Tuberculosis among persons born in the Philippines and living in the United States, 2000-2007

Am J Public Health. 2011 Jan;101(1):101-11. doi: 10.2105/AJPH.2009.175331. Epub 2010 Mar 18.

Abstract

Objectives: We examined demographic, clinical, and treatment outcome characteristics of Filipinos with tuberculosis (TB) in the United States.

Methods: We calculated TB case rates from US Census Bureau population estimates and National Tuberculosis Surveillance System data for US-born non-Hispanic Whites and for US residents born in the Philippines, India, China, Cambodia, Vietnam, Pakistan, and Korea--countries that are major contributors to the TB burden in the United States. We compared Filipinos with the other groups through univariate and multivariate analyses.

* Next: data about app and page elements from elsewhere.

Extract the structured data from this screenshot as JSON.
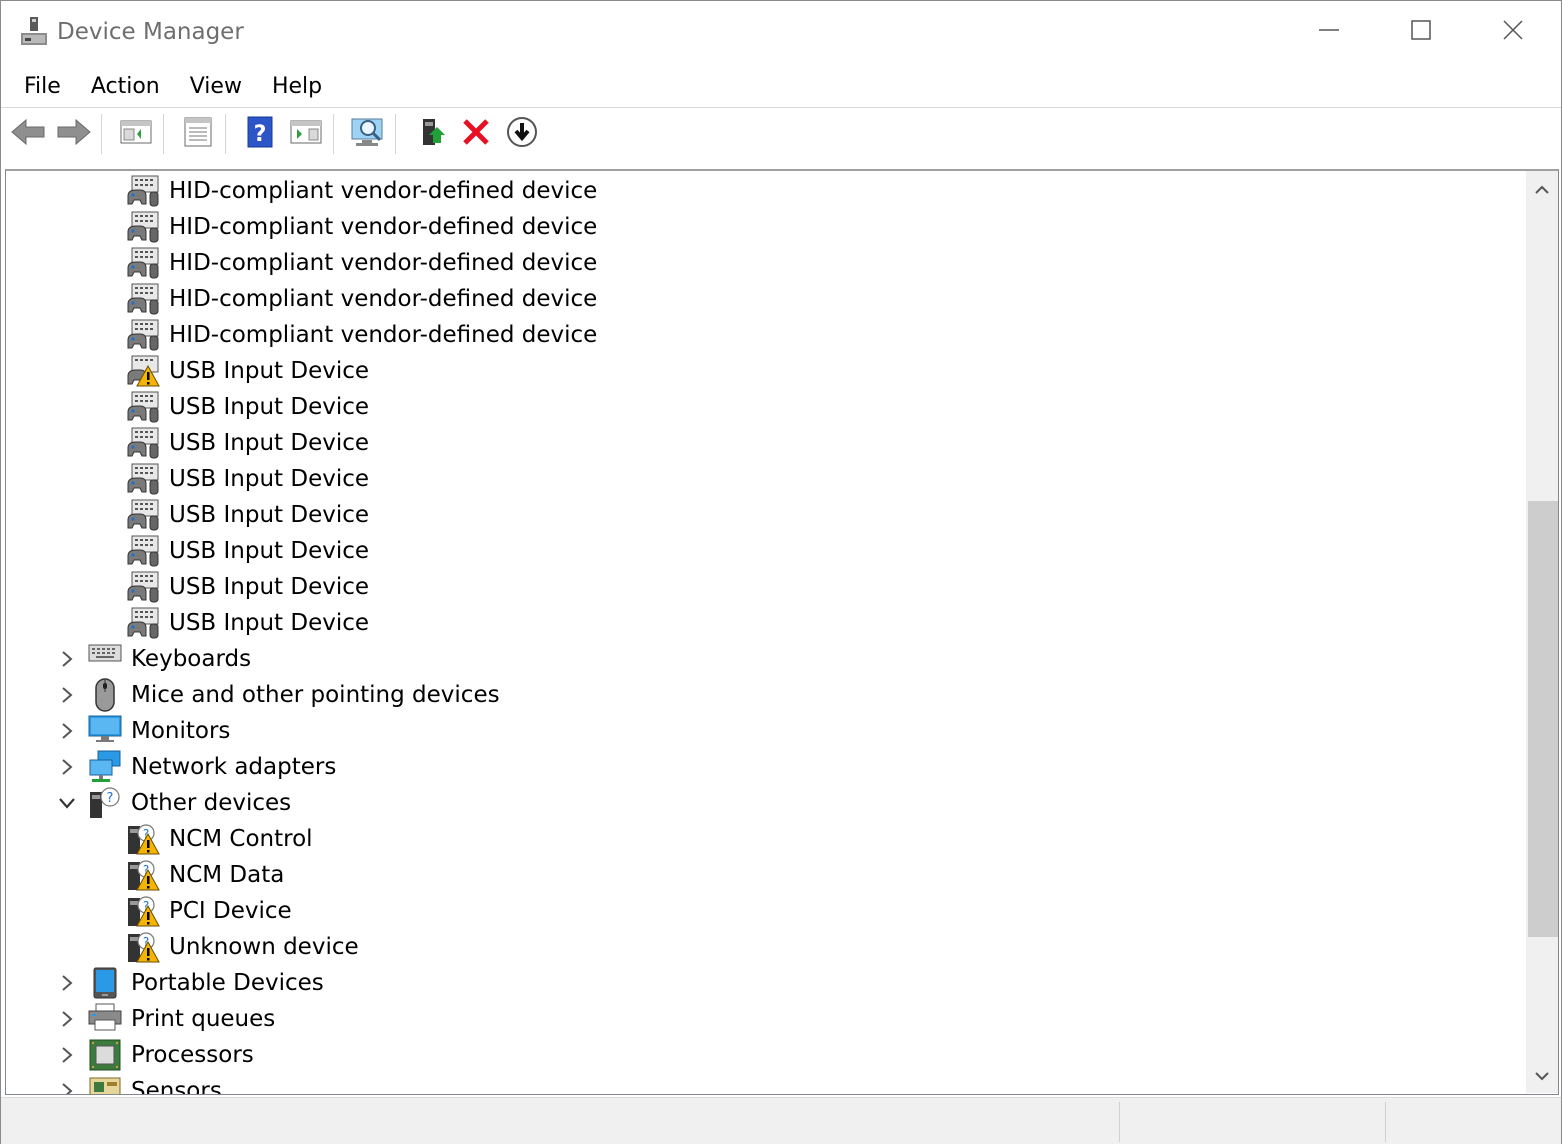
{
  "window": {
    "title": "Device Manager"
  },
  "menu": {
    "items": [
      "File",
      "Action",
      "View",
      "Help"
    ]
  },
  "toolbar": {
    "buttons": [
      "back-icon",
      "forward-icon",
      "show-hide-console-tree-icon",
      "properties-icon",
      "help-icon",
      "action-pane-icon",
      "scan-hardware-icon",
      "update-driver-icon",
      "uninstall-device-icon",
      "enable-device-icon"
    ]
  },
  "colors": {
    "accent": "#1e72c8",
    "warning": "#f5b400",
    "uninstall_red": "#e81123",
    "scroll_thumb": "#cdcdcd"
  },
  "tree": {
    "rows": [
      {
        "label": "HID-compliant vendor-defined device",
        "icon": "hid-device-icon",
        "level": 2
      },
      {
        "label": "HID-compliant vendor-defined device",
        "icon": "hid-device-icon",
        "level": 2
      },
      {
        "label": "HID-compliant vendor-defined device",
        "icon": "hid-device-icon",
        "level": 2
      },
      {
        "label": "HID-compliant vendor-defined device",
        "icon": "hid-device-icon",
        "level": 2
      },
      {
        "label": "HID-compliant vendor-defined device",
        "icon": "hid-device-icon",
        "level": 2
      },
      {
        "label": "USB Input Device",
        "icon": "hid-device-warning-icon",
        "level": 2
      },
      {
        "label": "USB Input Device",
        "icon": "hid-device-icon",
        "level": 2
      },
      {
        "label": "USB Input Device",
        "icon": "hid-device-icon",
        "level": 2
      },
      {
        "label": "USB Input Device",
        "icon": "hid-device-icon",
        "level": 2
      },
      {
        "label": "USB Input Device",
        "icon": "hid-device-icon",
        "level": 2
      },
      {
        "label": "USB Input Device",
        "icon": "hid-device-icon",
        "level": 2
      },
      {
        "label": "USB Input Device",
        "icon": "hid-device-icon",
        "level": 2
      },
      {
        "label": "USB Input Device",
        "icon": "hid-device-icon",
        "level": 2
      },
      {
        "label": "Keyboards",
        "icon": "keyboard-icon",
        "level": 1,
        "expander": "collapsed"
      },
      {
        "label": "Mice and other pointing devices",
        "icon": "mouse-icon",
        "level": 1,
        "expander": "collapsed"
      },
      {
        "label": "Monitors",
        "icon": "monitor-icon",
        "level": 1,
        "expander": "collapsed"
      },
      {
        "label": "Network adapters",
        "icon": "network-adapter-icon",
        "level": 1,
        "expander": "collapsed"
      },
      {
        "label": "Other devices",
        "icon": "other-devices-icon",
        "level": 1,
        "expander": "expanded"
      },
      {
        "label": "NCM Control",
        "icon": "unknown-device-warning-icon",
        "level": 2
      },
      {
        "label": "NCM Data",
        "icon": "unknown-device-warning-icon",
        "level": 2
      },
      {
        "label": "PCI Device",
        "icon": "unknown-device-warning-icon",
        "level": 2
      },
      {
        "label": "Unknown device",
        "icon": "unknown-device-warning-icon",
        "level": 2
      },
      {
        "label": "Portable Devices",
        "icon": "portable-device-icon",
        "level": 1,
        "expander": "collapsed"
      },
      {
        "label": "Print queues",
        "icon": "printer-icon",
        "level": 1,
        "expander": "collapsed"
      },
      {
        "label": "Processors",
        "icon": "processor-icon",
        "level": 1,
        "expander": "collapsed"
      },
      {
        "label": "Sensors",
        "icon": "sensor-icon",
        "level": 1,
        "expander": "collapsed"
      }
    ]
  }
}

Results: Of 45,504 TB patients, 15.5% were Filipinos; 43.0% were other Asian/Pacific Islander groups; and 41.6% were Whites. Per 100 000 persons in 2007, the TB rate was 73.5 among Cambodians, 54.0 among Vietnamese, 52.1 among Filipinos, and 0.9 among Whites. Filipinos were more likely than other groups to be employed as health care workers and to have used private health care providers but less likely to be HIV positive and to be offered HIV testing.

Conclusions: The relatively high TB rate among Filipinos indicates that TB control strategies should target this population. Providers should be encouraged to offer HIV testing to all TB patients.

Publication types

  • Comparative Study

MeSH terms

  • Adult
  • Asian Americans* / statistics & numerical data
  • Case-Control Studies
  • Comorbidity
  • Female
  • HIV Infections / epidemiology
  • Humans
  • Male
  • Multivariate Analysis
  • Oceanic Ancestry Group / statistics & numerical data
  • Philippines / ethnology
  • Risk Factors
  • Tuberculosis / ethnology*
  • Tuberculosis / prevention & control
  • United States / epidemiology